There are plenty of less official ways to enjoy literature in Kraków. It is the best place to indulge in a bookshop crawl – even the passageway under the station platforms is lined with second-hand book stalls – and the English-language Massolit bookshop, café and venue is a book lover's dream.
Enter one of the cafés in the little streets off the rynek or a bar in the old Jewish district of Kazimierz, and you're likely to see somebody sitting over a laptop writing a poem or a novel. Stay until evening and you might hear them reading it aloud – not least at the monthly "Talking Dog", at which writers and performers are invited to talk about anything they like for a maximum of five minutes.
This event comes out of a Kraków tradition of combining literature and performance, and has always been encouraged by the many writers who have lived there.

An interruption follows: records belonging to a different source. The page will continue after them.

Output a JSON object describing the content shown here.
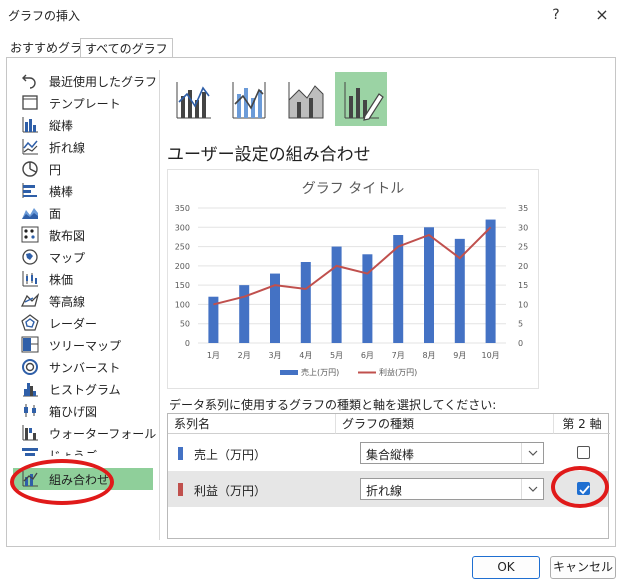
{
  "window": {
    "title": "グラフの挿入",
    "help": "?",
    "close": "×"
  },
  "tabs": [
    "おすすめグラフ",
    "すべてのグラフ"
  ],
  "sidebar": {
    "items": [
      {
        "label": "最近使用したグラフ",
        "icon": "recent-icon"
      },
      {
        "label": "テンプレート",
        "icon": "template-icon"
      },
      {
        "label": "縦棒",
        "icon": "column-chart-icon"
      },
      {
        "label": "折れ線",
        "icon": "line-chart-icon"
      },
      {
        "label": "円",
        "icon": "pie-chart-icon"
      },
      {
        "label": "横棒",
        "icon": "bar-chart-icon"
      },
      {
        "label": "面",
        "icon": "area-chart-icon"
      },
      {
        "label": "散布図",
        "icon": "scatter-chart-icon"
      },
      {
        "label": "マップ",
        "icon": "map-chart-icon"
      },
      {
        "label": "株価",
        "icon": "stock-chart-icon"
      },
      {
        "label": "等高線",
        "icon": "surface-chart-icon"
      },
      {
        "label": "レーダー",
        "icon": "radar-chart-icon"
      },
      {
        "label": "ツリーマップ",
        "icon": "treemap-chart-icon"
      },
      {
        "label": "サンバースト",
        "icon": "sunburst-chart-icon"
      },
      {
        "label": "ヒストグラム",
        "icon": "histogram-chart-icon"
      },
      {
        "label": "箱ひげ図",
        "icon": "boxwhisker-chart-icon"
      },
      {
        "label": "ウォーターフォール",
        "icon": "waterfall-chart-icon"
      },
      {
        "label": "じょうご",
        "icon": "funnel-chart-icon"
      },
      {
        "label": "組み合わせ",
        "icon": "combo-chart-icon"
      }
    ],
    "selected": "組み合わせ"
  },
  "main": {
    "section_title": "ユーザー設定の組み合わせ",
    "series_prompt": "データ系列に使用するグラフの種類と軸を選択してください:",
    "grid": {
      "headers": [
        "系列名",
        "グラフの種類",
        "第 2 軸"
      ],
      "rows": [
        {
          "name": "売上（万円）",
          "type": "集合縦棒",
          "secondary": false,
          "color": "#4472c4"
        },
        {
          "name": "利益（万円）",
          "type": "折れ線",
          "secondary": true,
          "color": "#c0504d"
        }
      ]
    }
  },
  "chart_data": {
    "type": "bar",
    "title": "グラフ タイトル",
    "categories": [
      "1月",
      "2月",
      "3月",
      "4月",
      "5月",
      "6月",
      "7月",
      "8月",
      "9月",
      "10月"
    ],
    "series": [
      {
        "name": "売上(万円)",
        "type": "bar",
        "axis": "primary",
        "color": "#4472c4",
        "values": [
          120,
          150,
          180,
          210,
          250,
          230,
          280,
          300,
          270,
          320
        ]
      },
      {
        "name": "利益(万円)",
        "type": "line",
        "axis": "secondary",
        "color": "#c0504d",
        "values": [
          10,
          12,
          15,
          14,
          20,
          18,
          25,
          28,
          22,
          30
        ]
      }
    ],
    "ylim": [
      0,
      350
    ],
    "y2lim": [
      0,
      35
    ],
    "yticks": [
      "0",
      "50",
      "100",
      "150",
      "200",
      "250",
      "300",
      "350"
    ],
    "y2ticks": [
      "0",
      "5",
      "10",
      "15",
      "20",
      "25",
      "30",
      "35"
    ],
    "legend": "bottom"
  },
  "buttons": {
    "ok": "OK",
    "cancel": "キャンセル"
  },
  "colors": {
    "selected_green": "#8fcf9a",
    "highlight_red": "#e01a1a",
    "accent_blue": "#1f6fd1"
  }
}
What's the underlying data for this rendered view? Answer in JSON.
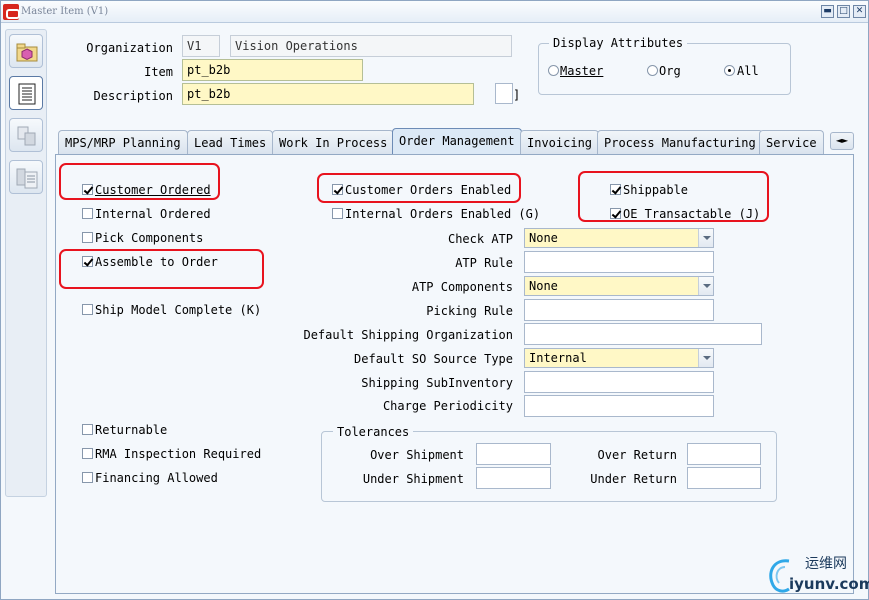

Nobel laureate Wislawa Szymborska – who referred to her award as "the Stockholm Tragedy" and retained the irreverent spirit of a schoolgirl until her death at 88 – was a regular instigator of unusual creative activities such as rude limerick competitions and lotteries offering bizarre jumble-sale prizes.
In her youth she lived in the Writers' House on Krupnicza Street, set up after the war as a refuge for displaced authors; just about every successful Polish writer stayed there at some time.
One important fixture was the Piwnica pod Baranami cabaret, where scientists mixed with artists.
In its heyday, the eminent physician and essayist Andrzej Szczeklik regularly played the piano there, while historian Norman Davies (a part-time resident of Kraków) played his accordion and the great philosopher Leszek Kolakowski sang arias. Rather than dampen Kraków's performing spirit, the constraints of communism fanned its flames; in the days of censorship, a banned literary journal was defiantly read aloud in a church each month.
The genius behind it was the poet Bronislaw Maj, whose post-communist contributions to Kraków literary life include dressing in a headscarf and pinny to deliver the inimitable monologues of Pani Lola, the cloakroom attendant at the Writers' Union, who revealed all the great writers's most intimate secrets, and her own crucial, muse-like role in their literary success.
Oddly, as Adam Zagajewski points out in a short film made to coincide with Kraków's new role, there is no great novel about Kraków (yet), though it has inspired numerous short stories and poems, and unforgettable shared moments.
When, after many years in exile, Czeslaw Milosz came to live in Kraków in the 1990s, his presence prompted a unique gathering of 18 poets from East and West, including Paul Muldoon, Tomas Tranströmer, Tomas Venclova, CK Williams and Natalya Gorbanevskaya.
After several well-received readings, the poets went to a café in the marketplace, where each occupied a table to sign books and chat to their readers. To the organisers' amazement, a huge queue formed.
"What are you queuing for?" asked curious passers-by. "For the poets," they heard, and joined the queue. – © Guardian News & Media 2013